In an attempt to anticipate and counter the tactics of Coalition forces, jihadis in Iraq are constantly posting their observations on the forces’ activities to internet forums. The jihadis believe in the importance of studying enemy tactics to pinpoint and overcome their own operational mistakes as well as predict the Coalition’s future moves. Recently, one jihadi forum posted an extensive analysis of the law enforcement plan implemented in Iraq by U.S. and Iraqi forces (montada.yaqen.net, December 23, 2007).
A forum participant identified as “Sadiq Yaqeen, Iraqi front correspondent,” commences his analysis by citing Sun Tzu: “If you know your enemy and yourself, do not fear the consequences of a hundred battles. If you know yourself and do not know the enemy, every victory is met with a defeat. If you know neither your enemy nor yourself, you will lose all battles.” Iraq’s Islamist insurgents believe that the U.S. military allocates a significant portion of its assets to the creation of hostile propaganda that spreads false information and exaggerates accounts of the successes of Coalition security campaigns.
Following a number of U.S. setbacks at the beginning of the occupation, Iraq’s jihadis believe that U.S. forces began to study the resistance, comparing notes and conferring with allies to form a comprehensive plan to deal with the Iraqi jihadis. According to Yaqeen, the resulting U.S. plan took into consideration political and economic aspects with long-range consequences as opposed to the traditional technique of confronting violence with violence. Yaqeen divides the U.S. law enforcement plan—set into action in early 2007—into three phases:

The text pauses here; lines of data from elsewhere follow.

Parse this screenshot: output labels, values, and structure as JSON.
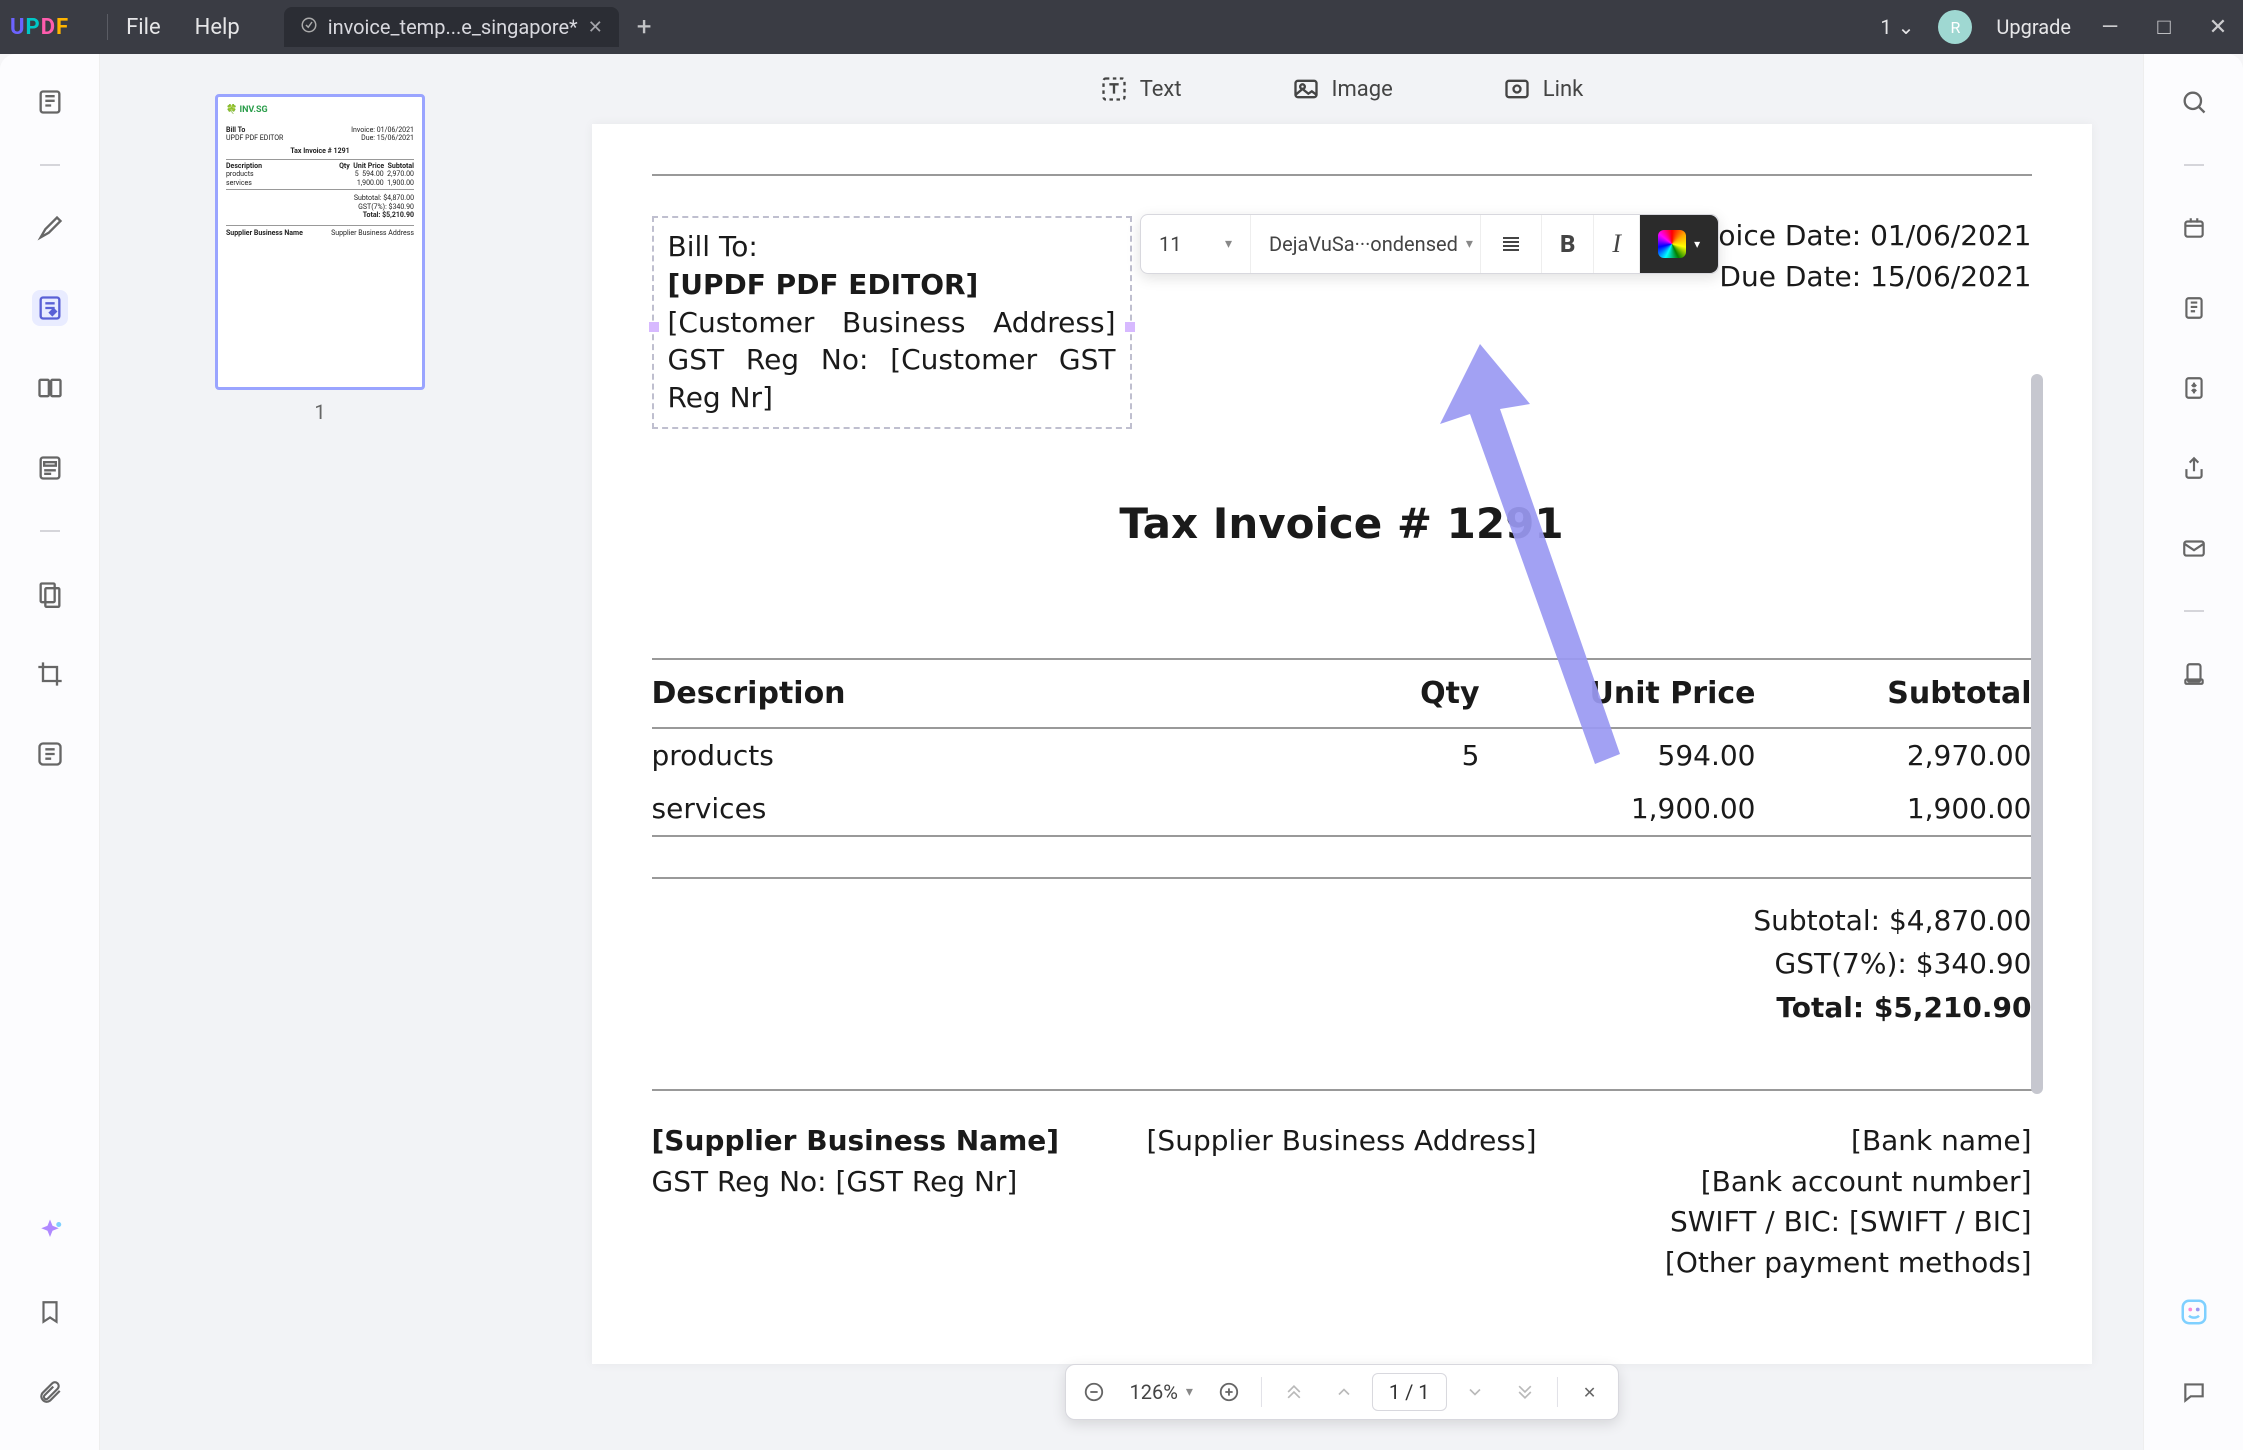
{
  "app": {
    "logo": "UPDF"
  },
  "menus": {
    "file": "File",
    "help": "Help"
  },
  "tab": {
    "title": "invoice_temp...e_singapore*"
  },
  "titlebar": {
    "count": "1",
    "upgrade": "Upgrade",
    "avatar_initial": "R"
  },
  "tools": {
    "text": "Text",
    "image": "Image",
    "link": "Link"
  },
  "float_toolbar": {
    "font_size": "11",
    "font_name": "DejaVuSa···ondensed"
  },
  "thumbnails": {
    "page1": "1"
  },
  "invoice": {
    "bill_to_label": "Bill To:",
    "bill_to_name": "[UPDF PDF EDITOR]",
    "bill_to_addr": "[Customer Business Address] GST Reg No: [Customer GST Reg Nr]",
    "invoice_date_label": "Invoice Date: 01/06/2021",
    "due_date_label": "Due Date: 15/06/2021",
    "title": "Tax Invoice # 1291",
    "cols": {
      "desc": "Description",
      "qty": "Qty",
      "unit": "Unit Price",
      "sub": "Subtotal"
    },
    "rows": [
      {
        "desc": "products",
        "qty": "5",
        "unit": "594.00",
        "sub": "2,970.00"
      },
      {
        "desc": "services",
        "qty": "",
        "unit": "1,900.00",
        "sub": "1,900.00"
      }
    ],
    "subtotal": "Subtotal: $4,870.00",
    "gst": "GST(7%): $340.90",
    "total": "Total: $5,210.90",
    "supplier_name": "[Supplier Business Name]",
    "supplier_gst": "GST Reg No: [GST Reg Nr]",
    "supplier_addr": "[Supplier Business Address]",
    "bank_name": "[Bank name]",
    "bank_acct": "[Bank account number]",
    "swift": "SWIFT / BIC: [SWIFT / BIC]",
    "other_pay": "[Other payment methods]"
  },
  "bottombar": {
    "zoom": "126%",
    "page": "1 / 1"
  }
}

This phase started three to four months before the actual implementation of the plan. Because a lack of intelligence was the major reason for U.S. failures in previous operations, this phase concentrated on collecting intelligence on different jihadi factions. The rivalry between various jihadi factions compromised jihadi security and secrecy, denying the resistance the element of surprise in their operations. U.S. forces succeeded in penetrating the secrecy shield of the jihadis, allowing intelligence units to analyze jihadi groups in different operational sectors and “hot spots.” The behavior and relations between the people of Iraq were examined and comprehensive intelligence situation reports were prepared.
Defensive operations phase

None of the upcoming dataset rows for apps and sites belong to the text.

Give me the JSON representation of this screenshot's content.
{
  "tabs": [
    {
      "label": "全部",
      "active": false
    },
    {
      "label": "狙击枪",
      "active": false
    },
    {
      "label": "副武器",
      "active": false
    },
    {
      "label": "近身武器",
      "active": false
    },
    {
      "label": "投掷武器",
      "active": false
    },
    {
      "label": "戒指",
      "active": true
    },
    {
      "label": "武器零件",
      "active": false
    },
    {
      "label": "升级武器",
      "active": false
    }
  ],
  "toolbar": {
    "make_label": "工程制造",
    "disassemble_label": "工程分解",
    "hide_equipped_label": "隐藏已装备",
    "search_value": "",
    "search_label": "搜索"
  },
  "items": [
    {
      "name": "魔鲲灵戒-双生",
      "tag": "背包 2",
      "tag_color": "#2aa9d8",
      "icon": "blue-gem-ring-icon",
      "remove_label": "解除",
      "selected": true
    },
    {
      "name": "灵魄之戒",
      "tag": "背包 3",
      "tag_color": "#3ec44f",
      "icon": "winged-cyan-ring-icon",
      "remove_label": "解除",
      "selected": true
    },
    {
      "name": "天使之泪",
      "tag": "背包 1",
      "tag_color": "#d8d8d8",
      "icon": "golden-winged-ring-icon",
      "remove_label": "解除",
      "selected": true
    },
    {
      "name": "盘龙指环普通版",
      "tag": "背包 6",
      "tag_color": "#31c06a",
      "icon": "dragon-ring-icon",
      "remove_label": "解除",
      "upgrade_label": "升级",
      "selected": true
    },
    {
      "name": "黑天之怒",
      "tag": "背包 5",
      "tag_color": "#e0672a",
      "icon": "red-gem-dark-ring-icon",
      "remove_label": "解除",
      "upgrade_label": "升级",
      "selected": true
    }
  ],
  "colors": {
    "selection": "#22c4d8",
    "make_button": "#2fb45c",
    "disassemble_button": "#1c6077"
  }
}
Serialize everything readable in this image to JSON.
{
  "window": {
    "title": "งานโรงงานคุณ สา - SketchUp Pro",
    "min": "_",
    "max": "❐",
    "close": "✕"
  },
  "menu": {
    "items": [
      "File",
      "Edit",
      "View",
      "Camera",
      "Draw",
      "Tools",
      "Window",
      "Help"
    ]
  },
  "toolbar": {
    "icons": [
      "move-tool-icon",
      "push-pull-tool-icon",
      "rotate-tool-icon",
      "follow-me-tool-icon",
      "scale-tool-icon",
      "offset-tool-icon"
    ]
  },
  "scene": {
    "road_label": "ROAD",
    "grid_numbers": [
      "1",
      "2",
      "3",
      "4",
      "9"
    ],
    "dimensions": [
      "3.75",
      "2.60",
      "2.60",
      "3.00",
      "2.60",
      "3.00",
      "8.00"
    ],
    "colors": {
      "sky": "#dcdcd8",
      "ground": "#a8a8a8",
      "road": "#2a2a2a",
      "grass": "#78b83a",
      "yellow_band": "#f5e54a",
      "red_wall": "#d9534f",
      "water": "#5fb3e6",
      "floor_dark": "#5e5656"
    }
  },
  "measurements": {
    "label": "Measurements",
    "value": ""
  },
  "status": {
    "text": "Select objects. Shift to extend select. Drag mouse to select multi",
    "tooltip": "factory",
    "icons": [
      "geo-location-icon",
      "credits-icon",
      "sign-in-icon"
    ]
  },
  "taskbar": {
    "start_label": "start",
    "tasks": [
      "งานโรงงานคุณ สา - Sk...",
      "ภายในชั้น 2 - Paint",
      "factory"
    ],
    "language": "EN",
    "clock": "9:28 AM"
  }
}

The objective of this phase was an all-out confrontation with various jihadi detachments, characterized by sustained direct contact by U.S. forces and Iraqi police units. This phase included defining areas of confrontation with jihadis, confining and isolating these areas, constructing camps and control points in these areas and setting up ambushes along routes frequented by jihadis.
Using military and control points, U.S. and Iraqi forces launched search and
interception operations. The size of the search operations in Iraqi cities was
unprecedented. Consequently hundreds of jihadis were detained in a matter of weeks and a significant number of arms caches were uncovered. Finally, the U.S. military command inflicted serious damage to the morale of the jihadis by turning its military personnel loose on the cities and villages of Iraq, bombing at leisure any target they deemed hostile.
In a related subject, another jihadi website calls upon the leaders of different jihadi detachments to unite in order to recover from U.S. and Iraqi military operations (iraqfront.com, December 26, 2007). The writer, using the alias “Jabhat al-Iraq” (Iraqi Front), says: “Dare I say that we, in the turmoil of the war, concentrated on attacking the enemy and forgot to strengthen our lines of defense against penetrations which led to contentions among us. We must unite all jihadi groups under one jihadi project.” Jabhat al-Iraq reminds jihadis how Baghdadis defeated Persian besiegers in 1732 without any help from the Ottoman Empire by uniting ranks and improving the training of their troops.
The call to unite all Iraqi jihadis may have a short-term positive effect on some Sunni insurgency groups with mutual religious, social or political inclinations, such as the Iraqi Sunni tribes and former Baathists. On the other hand, the Salafi-Jihadi extremists of al-Qaeda are unlikely to practice the religious tolerance needed to form a long-term Coalition with moderate Muslim tribesmen, much less with the despised Baathists.